Bohm’s criterion states that $u_{is} \geq \sqrt{T_e/m_i}$ (Bohm’s velocity) at the sheath edge. I.e., ions must arrive at the sheath edge with sonic velocity.

Observe that if $n_i=n_e=n_s$, $u_i=u_{is}=\sqrt{T_e/m_i}$ at the sheath edge $x=s$, the density $n_0$ far into the plasma is higher: \(m_i u_i \frac{du_i}{dx} = - T_e\frac{d \ln n}{d x} \quad\Rightarrow\quad \frac{1}{2} T_e = -T_e \ln n_s + T_e \ln n_0\)

\[\frac{n_s}{n_0} = \exp(-1/2) \simeq 0.6\]

Sheath potential

More complex models

RF sheaths

Imagine now that we have the set up of the figure, and we bias a section of the wall with a sinusoidal AC voltage at angular frequency $\omega$. The capacitor stills prevent any DC current to the wall, but within each AC cycle instantaneous current may be collected.

Alternatively, the plasma potential may vary at a frequency $\omega$, giving rise to similar effects.

Read more: Chabert’s chapter 4

bg right:50% 90%

Plasma frequency of ions and electrons

The characteristic times in which a typical ion or traverses a Debye length are \(\tau_i = \frac{\lambda_D}{\sqrt{T_e/m_i}} = \omega_{pi}^{-1}\) \(\tau_e = \frac{\lambda_D}{\sqrt{T_e/m_e}} = \omega_{pe}^{-1}\) Here, $\omega_{pi}$, $\omega_{pe}$ are the ion and electron plasma frequency, respectively.

  1. If $\omega \ll \omega_{pi}$, the AC frequency is so slow that ions and electrons do not see any major changes during their passage through the sheath. The solution is essentially a collection of quasi-static solutions, based on the stationary I-V characteristic.
  2. If $\omega_{pi} \sim \omega \ll \omega_{pe}$, the slower ions see the change while in the sheath, but the solution of the faster electrons is essentially quasi-static. Ions gain a different amount of energy depending at which instant they enter the sheath, complicating their dynamics
  3. If $\omega_{pi} \ll \omega \ll \omega_{pe}$, oscillations are too fast to have an impact on the ions, so they barely disturb them. Electrons are able to redestribute quickly in response to $\omega$.
  4. If $\omega_{pi} \ll \omega \sim \omega_{pe}$, The effect on electrons is large.
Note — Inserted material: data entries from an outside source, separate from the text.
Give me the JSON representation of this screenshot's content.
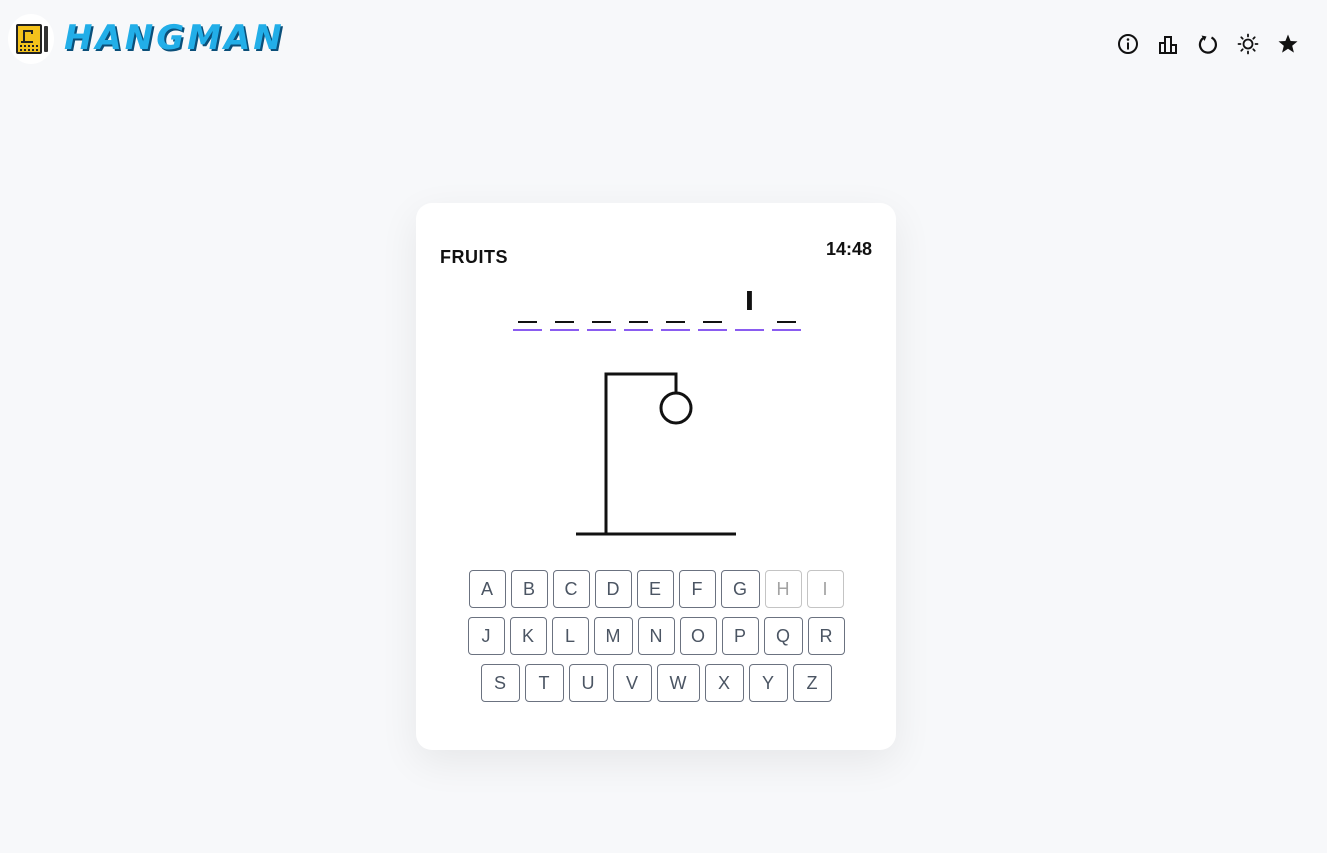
{
  "header": {
    "title": "HANGMAN",
    "icons": [
      "info-icon",
      "stats-icon",
      "restart-icon",
      "theme-sun-icon",
      "star-icon"
    ]
  },
  "game": {
    "category": "FRUITS",
    "timer": "14:48",
    "word_slots": [
      "",
      "",
      "",
      "",
      "",
      "",
      "I",
      ""
    ],
    "wrong_guesses": 1,
    "keyboard": {
      "rows": [
        [
          "A",
          "B",
          "C",
          "D",
          "E",
          "F",
          "G",
          "H",
          "I"
        ],
        [
          "J",
          "K",
          "L",
          "M",
          "N",
          "O",
          "P",
          "Q",
          "R"
        ],
        [
          "S",
          "T",
          "U",
          "V",
          "W",
          "X",
          "Y",
          "Z"
        ]
      ],
      "used_letters": [
        "H",
        "I"
      ]
    }
  },
  "colors": {
    "title": "#22aee8",
    "title_shadow": "#0b4f79",
    "slot_underline": "#8a5cf0",
    "logo": "#f4c21b"
  }
}
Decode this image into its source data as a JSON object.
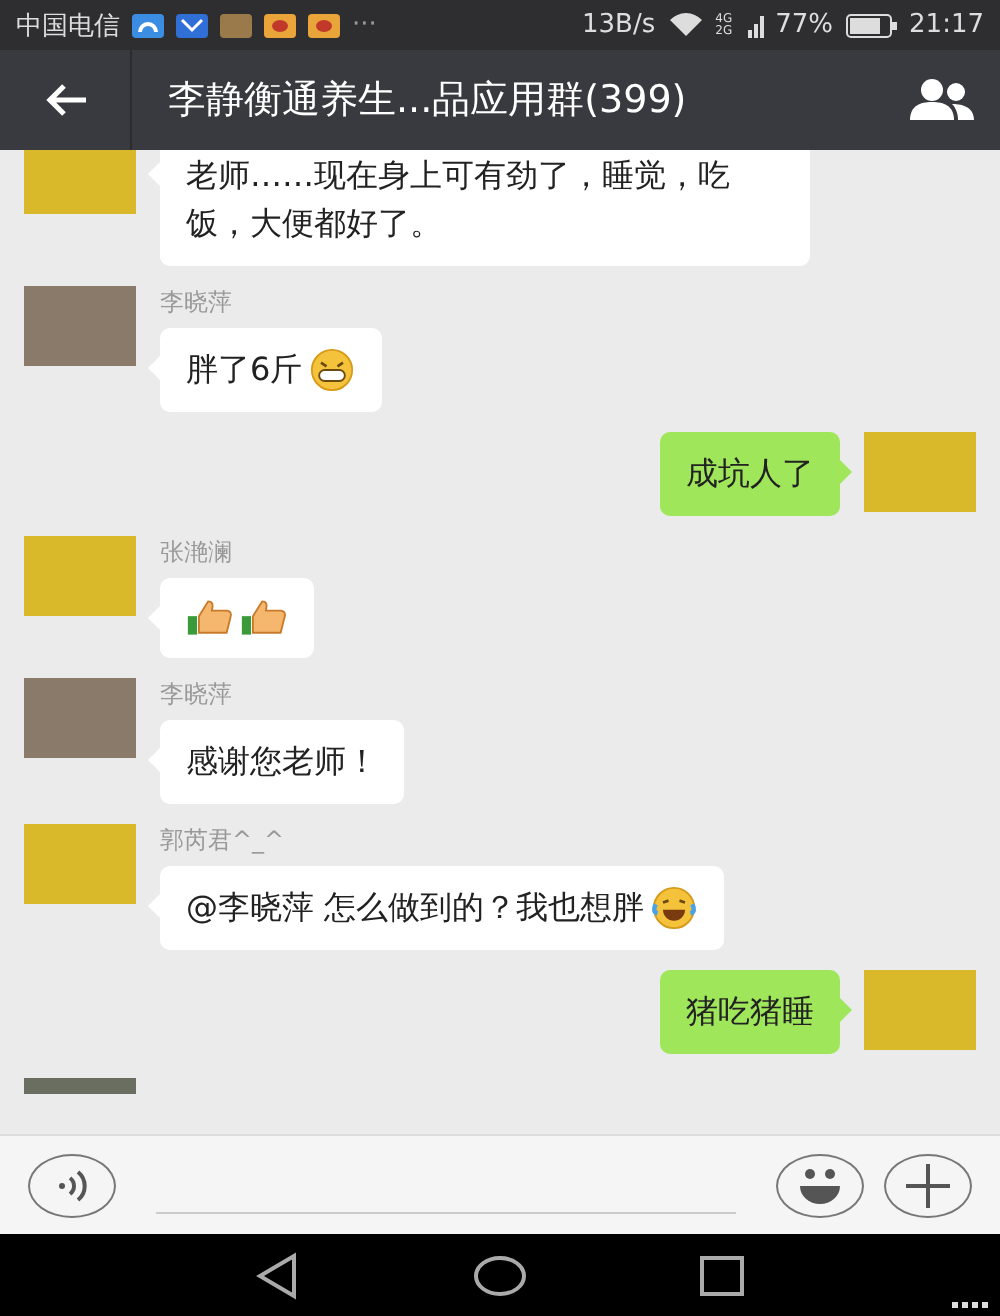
{
  "status_bar": {
    "carrier": "中国电信",
    "more": "···",
    "speed": "13B/s",
    "network": "4G 2G",
    "battery": "77%",
    "time": "21:17"
  },
  "header": {
    "title": "李静衡通养生...品应用群(399)"
  },
  "messages": [
    {
      "kind": "in",
      "parts": [
        {
          "kind": "text",
          "text": "老师……现在身上可有劲了，睡觉，吃饭，大便都好了。"
        }
      ]
    },
    {
      "kind": "in",
      "sender": "李晓萍",
      "parts": [
        {
          "kind": "text",
          "text": "胖了6斤"
        },
        {
          "kind": "grin"
        }
      ]
    },
    {
      "kind": "out",
      "parts": [
        {
          "kind": "text",
          "text": "成坑人了"
        }
      ]
    },
    {
      "kind": "in",
      "sender": "张滟澜",
      "parts": [
        {
          "kind": "thumbs"
        },
        {
          "kind": "thumbs"
        }
      ]
    },
    {
      "kind": "in",
      "sender": "李晓萍",
      "parts": [
        {
          "kind": "text",
          "text": "感谢您老师！"
        }
      ]
    },
    {
      "kind": "in",
      "sender": "郭芮君^_^",
      "parts": [
        {
          "kind": "text",
          "text": "@李晓萍 怎么做到的？我也想胖"
        },
        {
          "kind": "tears"
        }
      ]
    },
    {
      "kind": "out",
      "parts": [
        {
          "kind": "text",
          "text": "猪吃猪睡"
        }
      ]
    },
    {
      "kind": "cut"
    }
  ]
}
Their dynamics are complex.
  5. If $\omega_{pe} \ll \omega$, oscillations are too fast for either ions or electrons to follow them. In essence, we have the DC solution again.

When the potential difference increases, so does the sheath width.These figures exemplify the motion of ions in the varying sheath.The greatest effect on ion motion happens when their transit time in the sheath is similar to the RF time.

Regardless, the average ion flux continues to be \(\left<\Gamma_i\right>= n_s\sqrt{\frac{T_e}{m_i}}\)

bg vertical right:40% 90% bg right:40% 90%

Electron response

As long as $\omega \ll \omega_{pe}$, electron response to the varying potential is instantaneous. The electron current collected by the wall is: \(n_s \exp\left(\frac{e\phi_w(t)}{T_e}\right) \sqrt{\frac{T_e}{2\pi m_e}}\)

Electron response is exponential:

RF floating potential

The floating potential is different in this case due to the rectifying effect of electron motion. Averaging over an RF period:

\[\left<n_s \exp\left(\frac{e[\phi_0 + \phi_1\sin(\omega t)]}{T_e}\right) \sqrt{\frac{T_e}{2\pi m_e}}\right> = n_s\sqrt{\frac{T_e}{m_i}}\]

Integrating we find that the floating potential becomes more negative, due to the so-called RF self bias: \(\phi_w = \frac{T_e}{2e}\left[ -\ln \left(\frac{m_i}{2\pi m_e}\right) -\ln \left(\mathrm{I}_0\left(\frac{e\phi_1}{T_e}\right)\right) \right]\)

bg 60%